  • Fairbanks (1960, Ch 11, Pitch Level) defines several terms (e.g., pitch level, group pitch level, natural level, habitual level, highest pitch, expected pitch levels for young men and women) used in this section of the chapter. Fairbanks also provides directions for identifying natural pitch level and habitual level. This part of Chapter 11 also provides the script for the extended version of the iconic “Rainbow Passage.”

 

  • TheClinician (C) and the Participant/Patient (P) compares P’s habitual and natural pitch levels. If they differ, the focus of treatment should be the natural pitch.

–  P hums using the natural pitch then chants lines from “The Rainbow Passage” gradually adding pitch inflections.

–  P and C monitor vocalizations for improved variability, loudness, and voice quality thus identifying the ‘best’ pitch level.

 

  • P and C verify the best (or natural) pitch level by

–  singing sustained vowels multiple (10 -12) times and

–  P varies the duration and the loudness of the vowels.

 

  • P practices producing the best pitch level on cue.

 

  • P chants words from a word list (Fairbanks, 1960, Chapter 11, p. 128, #8) using the best pitch level.

 

  • P chants sentence from a sentence list (Fairbanks, 1960, Chapter 11, p. 128, #9) using the best pitch level.

 

  • P speaks words from the word list (Fairbanks, 1960, Chapter 11, p. 128, #8) using the best pitch level adding a downward pitch inflection.

 

  • P chants sentence from the sentence list (Fairbanks, 1960, Chapter 11, p. 128, #9) with the dominant pitch level being the ‘best’ pitch. P also included natural variability in the production of the sentences.

 

  • P chant part of “The Rainbow Passage.”

–  P chants the passage until reaching the portion of the script marked by vertical lines (||) found on p. 127, paragraph 2, line 4.)

– At this point, P continues to chant but increases variability until reaching the second set of vertical lines found on p. 127, paragraph 2, line 17.)

–  P continues to chant but reduces variability to mainly produce the ‘best’ level.

–  P and C monitor the P’s performance.

 

  • P reads aloud the “Amplified Passage” (Fairbanks, 1960, Chapter 10, p. 114) using a rate of 160 – 170 words per minute (WPM) and the ‘best’ pitch level.

 

  • Fairbanks (1960, Chapter 11, #14) provides a set of 3 sentences for P to read aloud multiple times. Each time P reads the sentences, a different emotion should be expressed using pitch level and rate changes.
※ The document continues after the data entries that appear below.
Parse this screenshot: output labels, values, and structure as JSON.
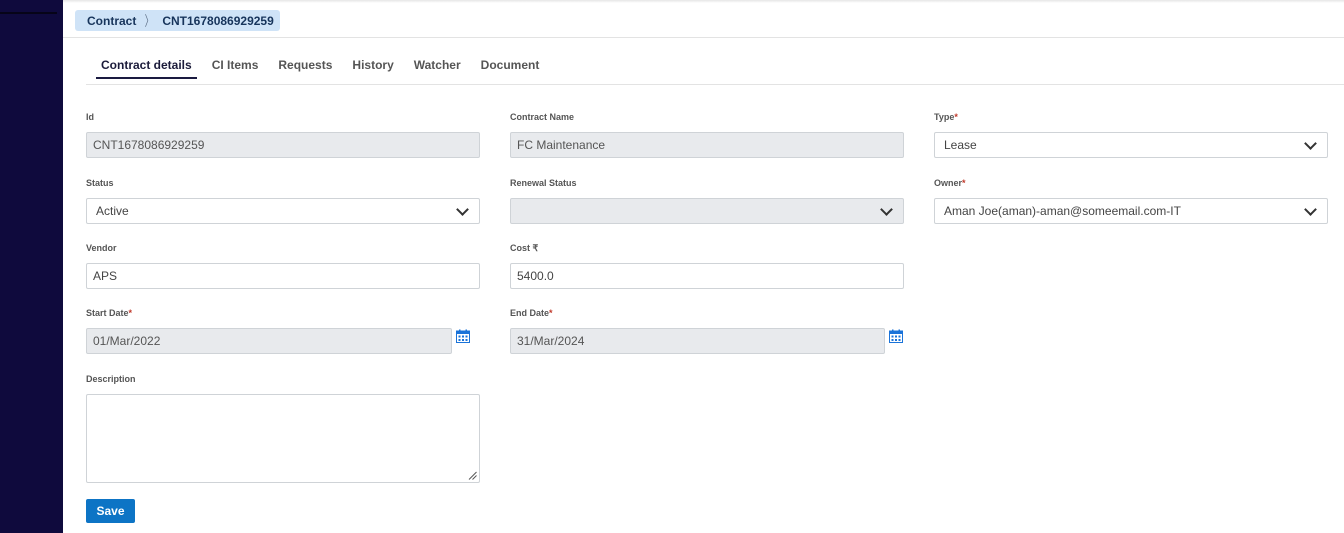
{
  "breadcrumb": {
    "parent": "Contract",
    "current": "CNT1678086929259"
  },
  "tabs": [
    {
      "label": "Contract details",
      "active": true
    },
    {
      "label": "CI Items"
    },
    {
      "label": "Requests"
    },
    {
      "label": "History"
    },
    {
      "label": "Watcher"
    },
    {
      "label": "Document"
    }
  ],
  "form": {
    "id": {
      "label": "Id",
      "value": "CNT1678086929259"
    },
    "contract_name": {
      "label": "Contract Name",
      "value": "FC Maintenance"
    },
    "type": {
      "label": "Type",
      "required": "*",
      "value": "Lease"
    },
    "status": {
      "label": "Status",
      "value": "Active"
    },
    "renewal_status": {
      "label": "Renewal Status",
      "value": ""
    },
    "owner": {
      "label": "Owner",
      "required": "*",
      "value": "Aman Joe(aman)-aman@someemail.com-IT"
    },
    "vendor": {
      "label": "Vendor",
      "value": "APS"
    },
    "cost": {
      "label": "Cost ₹",
      "value": "5400.0"
    },
    "start_date": {
      "label": "Start Date",
      "required": "*",
      "value": "01/Mar/2022"
    },
    "end_date": {
      "label": "End Date",
      "required": "*",
      "value": "31/Mar/2024"
    },
    "description": {
      "label": "Description",
      "value": ""
    }
  },
  "actions": {
    "save_label": "Save"
  },
  "colors": {
    "sidebar": "#0f0a3d",
    "primary_button": "#0d74c5",
    "breadcrumb_bg": "#cfe3f7",
    "readonly_bg": "#e8eaed"
  }
}
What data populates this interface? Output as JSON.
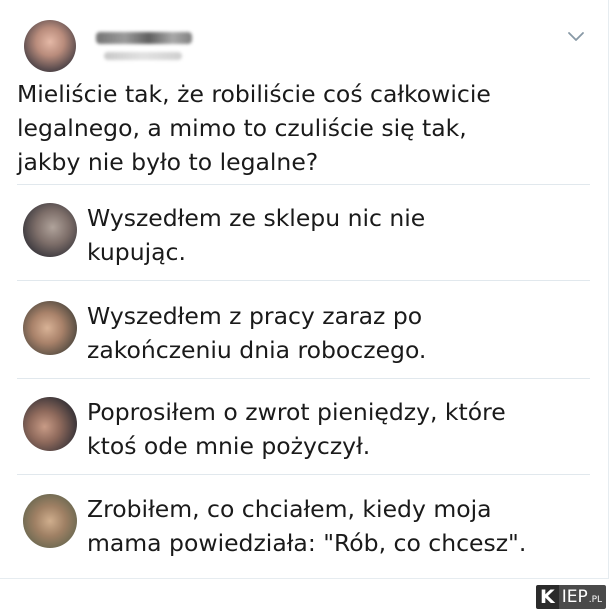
{
  "tweet": {
    "text": "Mieliście tak, że robiliście coś całkowicie\nlegalnego, a mimo to czuliście się tak,\njakby nie było to legalne?"
  },
  "replies": [
    {
      "text": "Wyszedłem ze sklepu nic nie\nkupując."
    },
    {
      "text": "Wyszedłem z pracy zaraz po\nzakończeniu dnia roboczego."
    },
    {
      "text": "Poprosiłem o zwrot pieniędzy, które\nktoś ode mnie pożyczył."
    },
    {
      "text": "Zrobiłem, co chciałem, kiedy moja\nmama powiedziała: \"Rób, co chcesz\"."
    }
  ],
  "icons": {
    "menu": "chevron-down-icon"
  },
  "watermark": {
    "k": "K",
    "rest": "IEP",
    "suffix": ".PL"
  },
  "colors": {
    "divider": "#e1e8ed",
    "text": "#1a1a1a",
    "chevron": "#8899a6"
  }
}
–  anger and fear should be produced with a high pitch level

– contempt, grief, and indifference should be produced with a low pitch level

–  HINT:  The two sets of emotions should be separated by at least 2 octaves.